Nevada, a firm defender of the mining industry, who is now trying
to derail Interior Secretary Bruce Babbitt's plan to tighten
environmental regulations within the existing
Exactly why Western senators defend the
status quo is mysterious. A 1995 poll indicated that public opinion
in the Rocky Mountain states wasn't much different from the
sentiment in the other states, which was overwhelmingly for a new
mining law which would include royalties, an end to patenting and
But most of that opinion is
casually held. The average person, or at least the average person
who knows about it, may regard the Mining Law as an outrage but it
is not an outrage he thinks about often.
as elsewhere, a committed minority can fend off the casual
Western senators do get contributions
from the mining industry, but hardly enough to buy their support.
Nor is mining a big deal economically. The National Mining
Association claims that, including "indirect" services, almost 3.5
million jobs in the Rocky Mountain West and almost 5 million
nationwide depend on mining.
arithmetic might charitably be described as generous. In fact,
fewer than 50,000 Westerners earn their keep in the highly
automated industry; were public-land mining to be abolished
tomorrow (which no one proposes), the economic impact on the West
would be manageable. The most likely explanation for the bipartisan
political defense of the 1872 law is that the Western congressmen
believe, as almost everybody did in 1872, that the public lands
ought to be developed by private interests at little or no
Given all that, the real surprise is that
change in the law remains possible. The industry, aware of its poor
public image, is backing its version of "reform," which would
impose a very small royalty, 5 percent of the "net proceeds' (in
effect, the profit), which could end up being only 1 percent or
less of the gross value of the minerals. According to Stephen
D'Esposito of the Mineral Policy Center, the bill, sponsored by
Alaska Republican Frank Murkowski, would weaken the already weak
environmental regulations in the present law.
That this bill cannot pass is irrelevant. It was designed to block
the Bumpers-Miller bill, which would institute a real 5 percent
royalty on the "net smelter proceeds," and to create the illusion
that the industry is being reasonable. Why should it be reasonable?
Because it faces two problems.
The first is
uncertainty. Big corporations like to plan five to 10 years ahead.

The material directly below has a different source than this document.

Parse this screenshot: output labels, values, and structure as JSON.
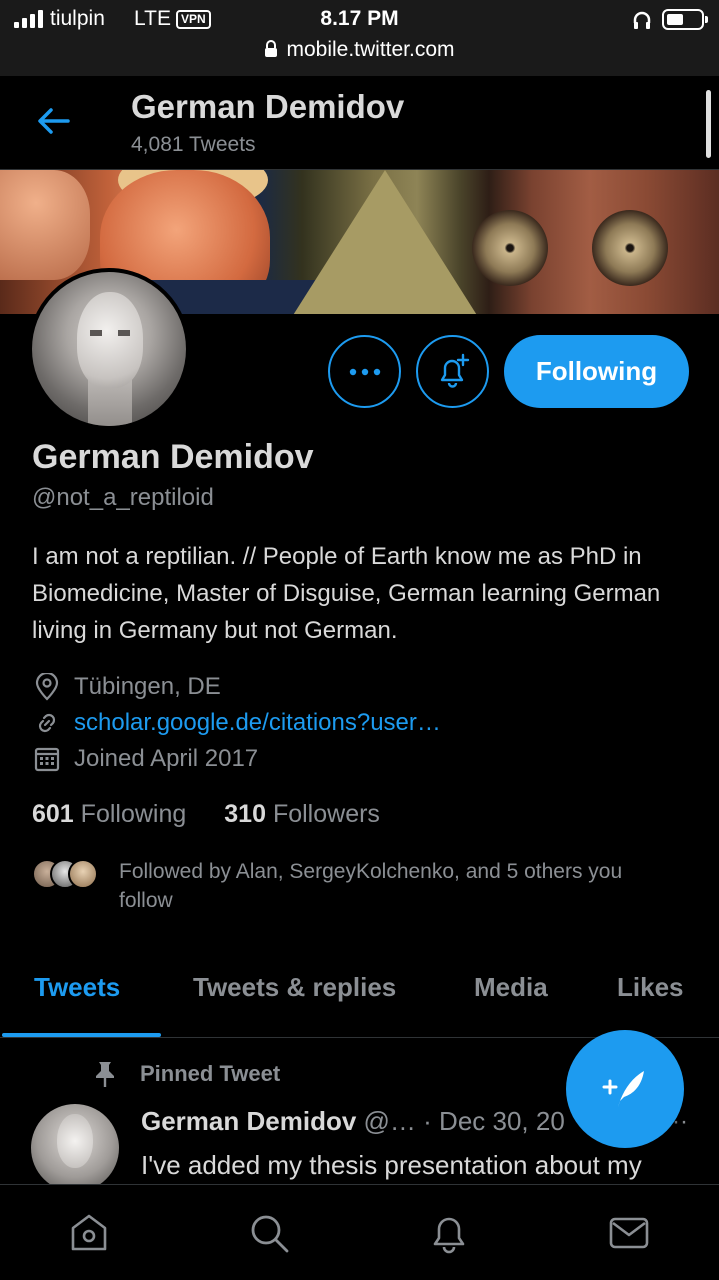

A few industry leaders think it would help both their planning and
their public image if they can get this issue behind
Second, there is reason to believe that
the forces of reform are wising up. As an environmental issue
alone, mining law reform remains an esoteric, Western battle.
D'Esposito now makes it clear that his side will also stress the
fiscal issues. Mining doesn't pay a royalty on publicly owned ore.
In addition, the federal tax code gives it a "depletion allowance."
In plain English, it saves $250 million a year on its taxes because
- the reasoning goes - it is depleting its ore body. Penny-pinching
Republicans such as Rep. Scott Klug of Wisconsin are now part of
the coalition seeking to change the law.
Bumpers retiring and the Republicans likely to keep control of the
Senate, what reform forces need is another champion who isn't from
the West and who isn't a Democrat. D'Esposito is looking for an
Eastern moderate "deficit hawk," who could use some green
Could it be that all hopes of
changing the General Mining Law of 1872 rest with New York
Republican Sen. Alfonse D'Amato?
Jon Margolis deciphers Washington, D.C.,
regularly for High Country News.